All Of Us or None, a California a California-based grassroots organization fighting for the rights of formerly and currently incarcerated people, has sent demand letters to ten California county registrar’s offices –including Butte, Contra Costa, Kings, Los Angeles, San Diego, Santa Clara, Solano, Tulare, Ventura and Orange — asking them to reinstate the voter registrations of thousands of people with conviction histories that AOUON believes were unlawfully purged from electoral rolls. According to AOUON, there are at least 3,000 such eligible voters removed in 2017 in Los Angeles County alone.
In 2011, a major California criminal justice reform — commonly known as “Realignment” — changed the law to require that people with non-serious, non-violent, or non-sexual felonies be sentenced to county jail or probation, instead of state prison. Since the California Constitution disenfranchises only those who are “imprisoned or on parole for the conviction of a felony,” the voting eligibility of those serving felony sentences in county jail under Realignment was unclear for several years. Following a successful legal battle brought by AOUON and other community allies against the Secretary of State, the State Legislature ultimately passed AB 2466 to clarify that Californians who are convicted of county Realignment felonies retain their right to vote. As of January 1, 2017, state elections law requires local courts to provide to the county registrar a monthly list of people “committed to state prison.” The registrar is then required to cancel the registrations of people currently in prison or on parole. According to AOUON, county clerks appear to still be purging voters sentenced to county jail or probation on felonies.

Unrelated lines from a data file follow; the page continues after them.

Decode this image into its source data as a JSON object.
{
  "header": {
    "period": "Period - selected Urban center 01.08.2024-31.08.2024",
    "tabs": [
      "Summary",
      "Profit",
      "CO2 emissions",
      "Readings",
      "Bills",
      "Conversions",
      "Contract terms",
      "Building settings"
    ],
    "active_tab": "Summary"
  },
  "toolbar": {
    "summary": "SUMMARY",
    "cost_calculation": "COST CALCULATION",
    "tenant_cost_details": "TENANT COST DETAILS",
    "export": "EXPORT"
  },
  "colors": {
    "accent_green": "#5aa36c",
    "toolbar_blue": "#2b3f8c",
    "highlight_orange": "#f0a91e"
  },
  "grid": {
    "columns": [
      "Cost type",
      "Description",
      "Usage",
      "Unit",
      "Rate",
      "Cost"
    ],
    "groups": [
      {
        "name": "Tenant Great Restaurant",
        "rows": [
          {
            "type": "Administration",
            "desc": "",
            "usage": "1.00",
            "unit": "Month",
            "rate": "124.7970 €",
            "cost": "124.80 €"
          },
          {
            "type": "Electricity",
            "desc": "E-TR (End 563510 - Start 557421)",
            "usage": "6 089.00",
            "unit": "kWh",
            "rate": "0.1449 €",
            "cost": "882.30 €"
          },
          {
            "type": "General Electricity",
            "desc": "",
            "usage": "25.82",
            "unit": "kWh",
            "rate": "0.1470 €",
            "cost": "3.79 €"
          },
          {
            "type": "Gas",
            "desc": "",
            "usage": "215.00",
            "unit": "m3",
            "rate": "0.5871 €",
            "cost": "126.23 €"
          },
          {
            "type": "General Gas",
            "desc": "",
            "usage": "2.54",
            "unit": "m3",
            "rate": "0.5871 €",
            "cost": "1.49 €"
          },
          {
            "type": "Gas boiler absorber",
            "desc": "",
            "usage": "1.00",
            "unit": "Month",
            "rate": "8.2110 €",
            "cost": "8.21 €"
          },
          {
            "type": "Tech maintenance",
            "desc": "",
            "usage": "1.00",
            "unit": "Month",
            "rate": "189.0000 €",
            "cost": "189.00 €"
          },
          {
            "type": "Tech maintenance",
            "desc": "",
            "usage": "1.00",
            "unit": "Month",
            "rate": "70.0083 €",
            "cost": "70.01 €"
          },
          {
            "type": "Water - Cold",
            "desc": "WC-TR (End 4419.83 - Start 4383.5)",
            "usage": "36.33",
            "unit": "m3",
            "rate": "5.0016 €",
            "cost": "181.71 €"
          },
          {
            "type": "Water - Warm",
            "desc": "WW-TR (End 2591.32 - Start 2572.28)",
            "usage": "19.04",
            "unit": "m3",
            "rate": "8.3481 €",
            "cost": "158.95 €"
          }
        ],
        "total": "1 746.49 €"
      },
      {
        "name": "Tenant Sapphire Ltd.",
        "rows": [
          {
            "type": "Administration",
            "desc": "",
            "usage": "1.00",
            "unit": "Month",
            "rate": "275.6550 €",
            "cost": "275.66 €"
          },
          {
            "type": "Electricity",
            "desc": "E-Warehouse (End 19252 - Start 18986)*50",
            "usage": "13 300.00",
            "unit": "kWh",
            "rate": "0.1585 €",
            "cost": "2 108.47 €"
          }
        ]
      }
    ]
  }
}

The last day to register to vote in this June’s California primary election is May 21. For people who are currently in county jail, the deadline to request mail-in ballots is May 29.